4
$\begingroup$

$(I)$

I've been browsing some problems concerning metrics not induced by norms, and I've found a comment that said that such a metric should be a concave monotone function. Here is the post I'm referring to.

Could you tell me why that is?

$(II)$

I know that if a metric $d: X \times X \rightarrow \mathbb{R}$ ($X$ is a vector space with scalars in $\mathbb{K}$ ) satisfies:

$(1) d(\lambda x, \lambda y) = |\lambda| d(x,y) \ \ \ \forall x,y \in X, \ \lambda \in \mathbb{K}$, in particular

$d(\lambda x,0) = |\lambda| d(x,0) = |\lambda| \ ||x||$

$(2) d(x+w, y+w) = d(x,y) \ \ \forall x,y,w \in X$, in particular

$d(x-y,0)=d(x,y)$

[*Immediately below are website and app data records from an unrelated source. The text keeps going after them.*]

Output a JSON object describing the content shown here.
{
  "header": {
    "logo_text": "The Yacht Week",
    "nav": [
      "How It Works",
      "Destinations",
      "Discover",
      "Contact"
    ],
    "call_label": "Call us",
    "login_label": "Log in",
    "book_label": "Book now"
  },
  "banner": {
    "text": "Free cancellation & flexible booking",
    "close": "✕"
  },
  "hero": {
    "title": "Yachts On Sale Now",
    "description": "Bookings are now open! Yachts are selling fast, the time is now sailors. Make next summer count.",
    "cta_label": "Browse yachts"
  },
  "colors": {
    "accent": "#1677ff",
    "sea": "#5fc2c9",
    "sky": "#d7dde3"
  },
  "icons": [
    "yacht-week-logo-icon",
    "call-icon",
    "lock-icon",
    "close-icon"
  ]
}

then the function $\|u\|:= d(u,0)$ is a norm. I have problems proving the converse, meaning that if a metric defines a norm, then it satisfies the two conditions $(1), \ (2)$.

Could you help me with that, too?

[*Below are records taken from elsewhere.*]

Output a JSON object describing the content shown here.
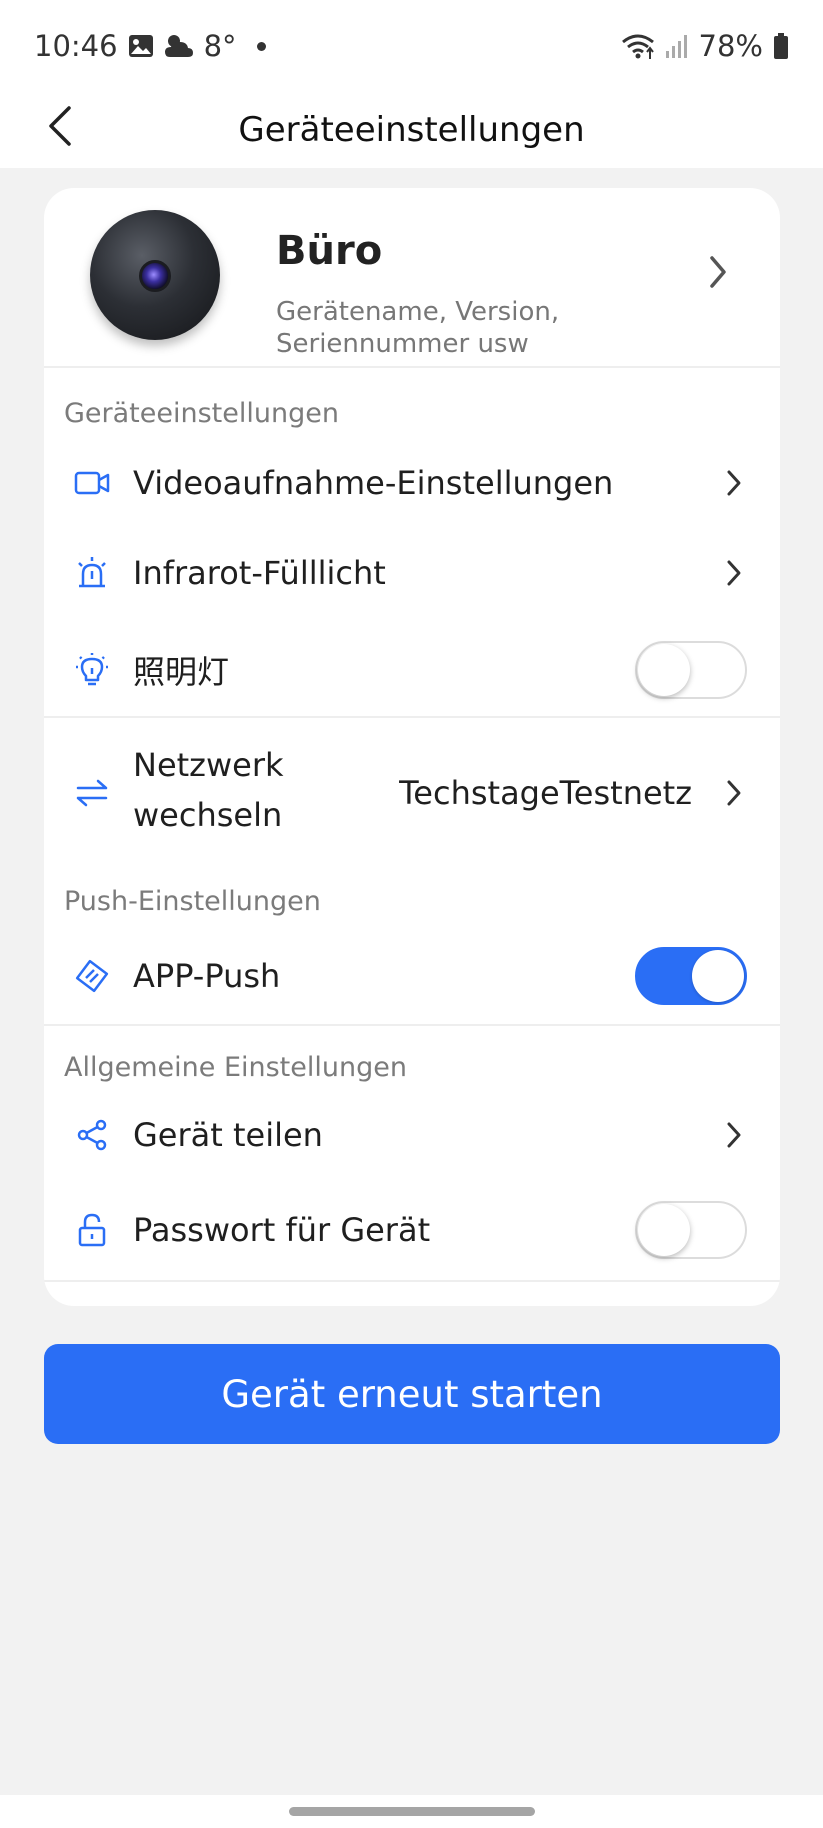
{
  "status_bar": {
    "time": "10:46",
    "temperature": "8°",
    "battery": "78%",
    "icons": [
      "gallery-icon",
      "weather-cloudy-icon",
      "wifi-icon",
      "signal-icon",
      "battery-icon"
    ]
  },
  "header": {
    "title": "Geräteeinstellungen",
    "back_icon": "chevron-left-icon"
  },
  "device": {
    "name": "Büro",
    "subtitle": "Gerätename, Version, Seriennummer usw"
  },
  "sections": {
    "device_settings": {
      "title": "Geräteeinstellungen",
      "video": "Videoaufnahme-Einstellungen",
      "infrared": "Infrarot-Fülllicht",
      "light": "照明灯",
      "light_on": false,
      "network_line1": "Netzwerk",
      "network_line2": "wechseln",
      "network_value": "TechstageTestnetz"
    },
    "push": {
      "title": "Push-Einstellungen",
      "app_push": "APP-Push",
      "app_push_on": true
    },
    "general": {
      "title": "Allgemeine Einstellungen",
      "share": "Gerät teilen",
      "password": "Passwort für Gerät",
      "password_on": false
    }
  },
  "restart_button": "Gerät erneut starten",
  "colors": {
    "accent": "#2a6ef5",
    "background": "#f2f2f2",
    "card": "#ffffff",
    "muted": "#7b7b7b"
  }
}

Is it true to say that if we want a metric to be induced by a norm it should satisfy both conditions mentioned above?

I would really appreciate all your insight.

$\endgroup$
  • 3
    $\begingroup$ I'm not entirely sure what you mean here. As written here, it sounds like you have problems proving that the metric induced by a norm satisfies $(1)$ and $(2)$ (which is the easy direction), but I think when you say "the converse" you are referring to "Conversely, if a metric has the above properties, then $d(u,0)$ is a norm." from the answer you linked to. This makes your question very confusing. $\endgroup$ – kahen Oct 1 '13 at 9:25
  • 1
    $\begingroup$ Ok. My question is could you help me prove that if a metric defines a norm, then it satisfies the two conditions. The second question is what condition should a metric satisfy in order for it not to be induced by any metric. $\endgroup$ – Bilbo Oct 1 '13 at 9:35
  • 2
    $\begingroup$ "what condition should a metric satisfy in order for it not to be induced by any metric" Huh ?? $\endgroup$ – bubba Oct 1 '13 at 11:09
  • 2
    $\begingroup$ You may ((1)trim down to $d(\lambda x,0)=|\lambda|x$ and (2)to $d(x-y,0)=d(x,y)$, it's more intuitive. $\endgroup$ – Michael Hoppe Oct 1 '13 at 13:31
  • 1
    $\begingroup$ See also math.stackexchange.com/questions/166380/… $\endgroup$ – Martin Sleziak Oct 24 '14 at 8:46
3
$\begingroup$

such a metric should be a concave monotone function

Nobody actually said that in the linked post. A metric is a function on $X\times X$, where $X$ is the underlying set of points. Being concave and monotone is a property that a function on $\mathbb R$ might have, not a function on $X\times X$.

What is true: if $d$ is a metric and $\phi:[0,\infty)\to [0,\infty)$ is an increasing concave function such that $\phi(0)=0$, then $\phi\circ d$ is also a metric.

I have problems proving the converse, meaning that if a metric defines a norm, then it satisfies the two conditions (1), (2).

So, the assumption is that $d(x,y)=\|x-y\|$ where $\|\cdot\|$ is a norm. Just go through the list, replacing $d(x,y)$ with $\|x-y\|$ everywhere, and checking that equality holds by virtue of the norm properties. For example, $$d(\lambda x, \lambda y) = \|\lambda x-\lambda y\| = |\lambda| \,\|x-y\| = |\lambda|\,d( x, y)$$ and so forth.

$\endgroup$
  • $\begingroup$ Does it suffice to say that $d(x+w, y+w)=||x+w-y-w||=||x-y||=d(x,y)$? $\endgroup$ – Bilbo Oct 3 '13 at 10:53

Your Answer

By clicking “Post Your Answer”, you agree to our terms of service, privacy policy and cookie policy

Not the answer you're looking for? Browse other questions tagged or ask your own question.